*barely time for showers
Friday, April 4, 2008
So I didn't invent the brush washer... but I did invent this weird, curvy thing in the middle of my contraption. It's just a piece of small-gauge, galvanized steel that I bent into an arc with a sharp dip in the center. I use this constantly as I paint.
The straight bar across the main basin is to wipe off excess water (or thinner) after washing your brush. It's a standard feature of most commercially available brush washers. But I needed something more: I wanted to squeeze a certain amount of water from my brush while at the same time shaping it to a uniform taper.
The unique shape allows a variation in pressure or pitch to control the amount of water removed and the resultant shape. And since it can be done with one hand, it leaves your other hand free to hold your palette. The steep dip in the middle draws the excess water back down into the reservoir to be used again. Also, as you can see, I keep a paper towel clipped to the washer so I can further control the contents of the brush. This is also where I wipe off my palette knife.
I would patent this if it wasn't so darned easy for people to make themselves. All you need is some wire and a pair of pliers.
Wednesday, April 2, 2008
Because you asked for it.
This is from... when I... uh... had to paint all the Jim Lee era X-Men for a... cover that was never published.
Yes, those are my real chops.

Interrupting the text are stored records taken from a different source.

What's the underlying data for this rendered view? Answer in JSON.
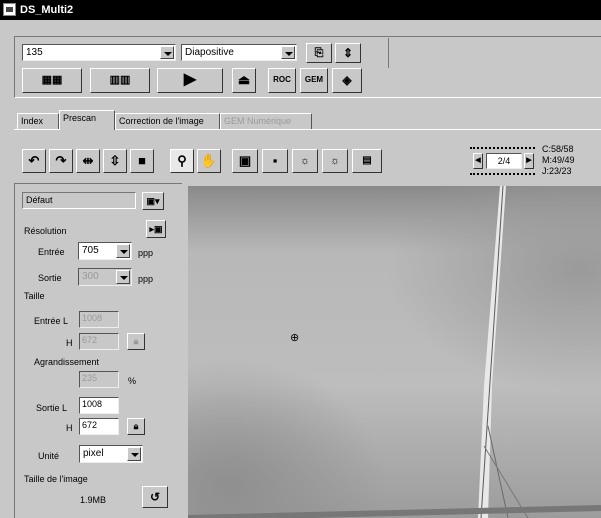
{
  "app": {
    "title": "DS_Multi2"
  },
  "film": {
    "size": "135",
    "type": "Diapositive"
  },
  "tabs": [
    "Index",
    "Prescan",
    "Correction de l'image",
    "GEM Numérique"
  ],
  "toolbar_icons": [
    "rotate-left-icon",
    "rotate-right-icon",
    "flip-horizontal-icon",
    "flip-vertical-icon",
    "crop-icon",
    "zoom-icon",
    "hand-icon",
    "autofocus-icon",
    "manual-focus-icon",
    "ae-icon",
    "manual-ae-icon",
    "white-balance-icon"
  ],
  "frame_counter": {
    "value": "2/4",
    "c": "C:58/58",
    "m": "M:49/49",
    "j": "J:23/23"
  },
  "left_panel": {
    "preset": "Défaut",
    "resolution_label": "Résolution",
    "input_label": "Entrée",
    "input_value": "705",
    "ppp": "ppp",
    "output_label": "Sortie",
    "output_value": "300",
    "ppp2": "ppp",
    "size_label": "Taille",
    "input_l_label": "Entrée L",
    "input_l_value": "1008",
    "input_h_label": "H",
    "input_h_value": "672",
    "magnification_label": "Agrandissement",
    "magnification_value": "235",
    "percent": "%",
    "output_l_label": "Sortie L",
    "output_l_value": "1008",
    "output_h_label": "H",
    "output_h_value": "672",
    "unit_label": "Unité",
    "unit_value": "pixel",
    "image_size_label": "Taille de l'image",
    "image_size_value": "1.9MB"
  }
}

Yes, the claws are spring-loaded and fully retractable.
No, they no longer work.
Not pictured: Sabretooth
Friday: Brush Cleaner